Yvan Zedda / Groupama
ORMA 60 veteran turned Volvo skipper Franck Cammas is to singlehand Groupama 3 in the Route du Rhum
The man getting the prize for the largest cajones prior to the start of this year’s Route du Rhum is Franck Cammas. While the Route du Rhum’s new Ultimate class will gather together the likes of Francis Joyon’s IDEC and Thomas Coville’s Sodebo, giant boats but ones designed for singlehanded, Cammas will be on the start line on 31 October alone aboard his 105ft trimaran Groupama, the same boat he sailed around the world earlier this year to a new Jules Verne Trophy record time supported by nine crew. Cammas is known to be one of the most level headed of the French trimaran skippers and this ambitious move, which race pundits are comparing to Eric Tabarly singlehanding his Whitbread maxi Pen Duick VI in the 1976 OSTAR (which he won), seems out of character. “It is exciting for me to have this challenge to race alone with this boat,” says Cammas. “For me it is interesting. It is not the ideal boat for the Route du Rhum, because it is built for a crew and it is a little bit heavier.” Beside this is the Route du Rhum, the key event that put multihull racing on the map in France. “For multihull guys it is important, you have to do it. But it is a good race – not the first three days, but after that,” Cammas says, referring to the cycle of depressions that head east across the north Atlantic in early November, one of which demolished the ORMA 60 fleet eight years ago. In fact Cammas has detuned his mighty green monster especially for the Route du Rhum.

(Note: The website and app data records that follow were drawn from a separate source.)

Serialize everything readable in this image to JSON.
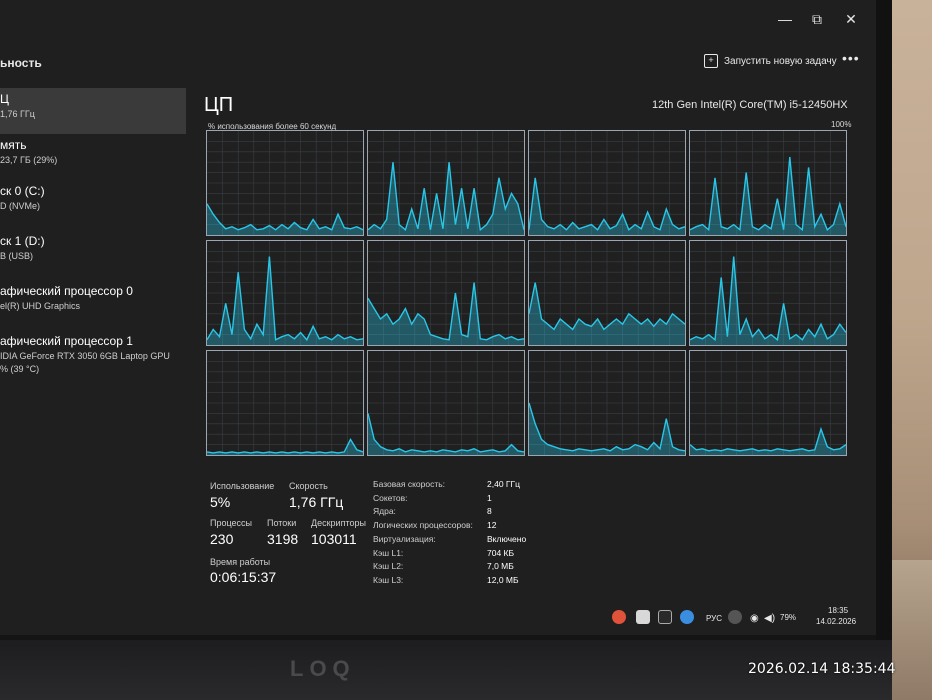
{
  "app": {
    "page_heading": "ьность"
  },
  "toolbar": {
    "new_task_label": "Запустить новую задачу",
    "more_label": "•••"
  },
  "window": {
    "minimize": "—",
    "restore": "⧉",
    "close": "✕"
  },
  "sidebar": {
    "items": [
      {
        "title": "Ц",
        "sub": "1,76 ГГц"
      },
      {
        "title": "мять",
        "sub": "23,7 ГБ (29%)"
      },
      {
        "title": "ск 0 (C:)",
        "sub": "D (NVMe)"
      },
      {
        "title": "ск 1 (D:)",
        "sub": "B (USB)"
      },
      {
        "title": "афический процессор 0",
        "sub": "el(R) UHD Graphics"
      },
      {
        "title": "афический процессор 1",
        "sub": "IDIA GeForce RTX 3050 6GB Laptop GPU",
        "sub2": "% (39 °C)"
      }
    ]
  },
  "cpu": {
    "title": "ЦП",
    "model": "12th Gen Intel(R) Core(TM) i5-12450HX",
    "graph_label": "% использования более 60 секунд",
    "graph_max": "100%",
    "graph_color": "#29c6e8",
    "cores": [
      [
        0.3,
        0.2,
        0.12,
        0.06,
        0.08,
        0.05,
        0.07,
        0.1,
        0.05,
        0.06,
        0.09,
        0.05,
        0.1,
        0.06,
        0.12,
        0.07,
        0.05,
        0.15,
        0.06,
        0.08,
        0.05,
        0.2,
        0.07,
        0.06,
        0.08,
        0.05
      ],
      [
        0.05,
        0.1,
        0.06,
        0.15,
        0.7,
        0.1,
        0.05,
        0.25,
        0.06,
        0.45,
        0.05,
        0.4,
        0.06,
        0.7,
        0.1,
        0.45,
        0.06,
        0.45,
        0.05,
        0.1,
        0.2,
        0.55,
        0.25,
        0.4,
        0.3,
        0.05
      ],
      [
        0.05,
        0.55,
        0.15,
        0.08,
        0.06,
        0.1,
        0.05,
        0.12,
        0.06,
        0.08,
        0.1,
        0.05,
        0.15,
        0.06,
        0.09,
        0.2,
        0.05,
        0.1,
        0.06,
        0.22,
        0.08,
        0.05,
        0.25,
        0.1,
        0.06,
        0.08
      ],
      [
        0.05,
        0.08,
        0.1,
        0.05,
        0.55,
        0.08,
        0.06,
        0.1,
        0.05,
        0.6,
        0.08,
        0.05,
        0.1,
        0.06,
        0.35,
        0.05,
        0.75,
        0.1,
        0.05,
        0.65,
        0.08,
        0.2,
        0.05,
        0.1,
        0.3,
        0.08
      ],
      [
        0.05,
        0.15,
        0.08,
        0.4,
        0.1,
        0.7,
        0.15,
        0.06,
        0.2,
        0.1,
        0.85,
        0.05,
        0.08,
        0.1,
        0.06,
        0.12,
        0.05,
        0.18,
        0.06,
        0.08,
        0.05,
        0.1,
        0.06,
        0.08,
        0.05,
        0.06
      ],
      [
        0.45,
        0.35,
        0.25,
        0.3,
        0.2,
        0.25,
        0.35,
        0.2,
        0.3,
        0.25,
        0.1,
        0.08,
        0.06,
        0.05,
        0.5,
        0.1,
        0.08,
        0.6,
        0.06,
        0.05,
        0.08,
        0.1,
        0.06,
        0.08,
        0.05,
        0.06
      ],
      [
        0.3,
        0.6,
        0.25,
        0.2,
        0.15,
        0.25,
        0.2,
        0.15,
        0.25,
        0.2,
        0.18,
        0.25,
        0.15,
        0.2,
        0.25,
        0.2,
        0.3,
        0.25,
        0.2,
        0.25,
        0.18,
        0.25,
        0.2,
        0.3,
        0.25,
        0.2
      ],
      [
        0.05,
        0.08,
        0.06,
        0.1,
        0.05,
        0.65,
        0.08,
        0.85,
        0.1,
        0.25,
        0.08,
        0.15,
        0.06,
        0.1,
        0.05,
        0.4,
        0.06,
        0.1,
        0.05,
        0.15,
        0.08,
        0.2,
        0.06,
        0.1,
        0.2,
        0.12
      ],
      [
        0.03,
        0.02,
        0.03,
        0.02,
        0.03,
        0.02,
        0.03,
        0.02,
        0.03,
        0.02,
        0.03,
        0.02,
        0.03,
        0.02,
        0.03,
        0.02,
        0.03,
        0.02,
        0.03,
        0.02,
        0.03,
        0.02,
        0.03,
        0.15,
        0.05,
        0.03
      ],
      [
        0.4,
        0.15,
        0.08,
        0.05,
        0.04,
        0.06,
        0.03,
        0.05,
        0.04,
        0.03,
        0.04,
        0.03,
        0.05,
        0.04,
        0.03,
        0.05,
        0.04,
        0.06,
        0.03,
        0.04,
        0.05,
        0.03,
        0.04,
        0.1,
        0.04,
        0.03
      ],
      [
        0.5,
        0.3,
        0.15,
        0.1,
        0.08,
        0.06,
        0.05,
        0.04,
        0.06,
        0.05,
        0.04,
        0.05,
        0.06,
        0.04,
        0.08,
        0.05,
        0.06,
        0.1,
        0.08,
        0.05,
        0.12,
        0.06,
        0.35,
        0.08,
        0.05,
        0.04
      ],
      [
        0.1,
        0.05,
        0.06,
        0.04,
        0.05,
        0.04,
        0.06,
        0.05,
        0.04,
        0.05,
        0.06,
        0.04,
        0.05,
        0.04,
        0.06,
        0.05,
        0.04,
        0.05,
        0.06,
        0.04,
        0.05,
        0.25,
        0.08,
        0.05,
        0.06,
        0.1
      ]
    ]
  },
  "stats": {
    "utilization_label": "Использование",
    "utilization_value": "5%",
    "speed_label": "Скорость",
    "speed_value": "1,76 ГГц",
    "processes_label": "Процессы",
    "processes_value": "230",
    "threads_label": "Потоки",
    "threads_value": "3198",
    "handles_label": "Дескрипторы",
    "handles_value": "103011",
    "uptime_label": "Время работы",
    "uptime_value": "0:06:15:37"
  },
  "details": [
    {
      "label": "Базовая скорость:",
      "value": "2,40 ГГц"
    },
    {
      "label": "Сокетов:",
      "value": "1"
    },
    {
      "label": "Ядра:",
      "value": "8"
    },
    {
      "label": "Логических процессоров:",
      "value": "12"
    },
    {
      "label": "Виртуализация:",
      "value": "Включено"
    },
    {
      "label": "Кэш L1:",
      "value": "704 КБ"
    },
    {
      "label": "Кэш L2:",
      "value": "7,0 МБ"
    },
    {
      "label": "Кэш L3:",
      "value": "12,0 МБ"
    }
  ],
  "tray": {
    "lang": "РУС",
    "battery": "79%",
    "time": "18:35",
    "date": "14.02.2026"
  },
  "brand": "LOQ",
  "photo_timestamp": "2026.02.14 18:35:44"
}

Since the Jules Verne Trophy, Groupama 3 has been fitted with a new rig some 4m less than the 40m tall origin, which Cammas says is now the same height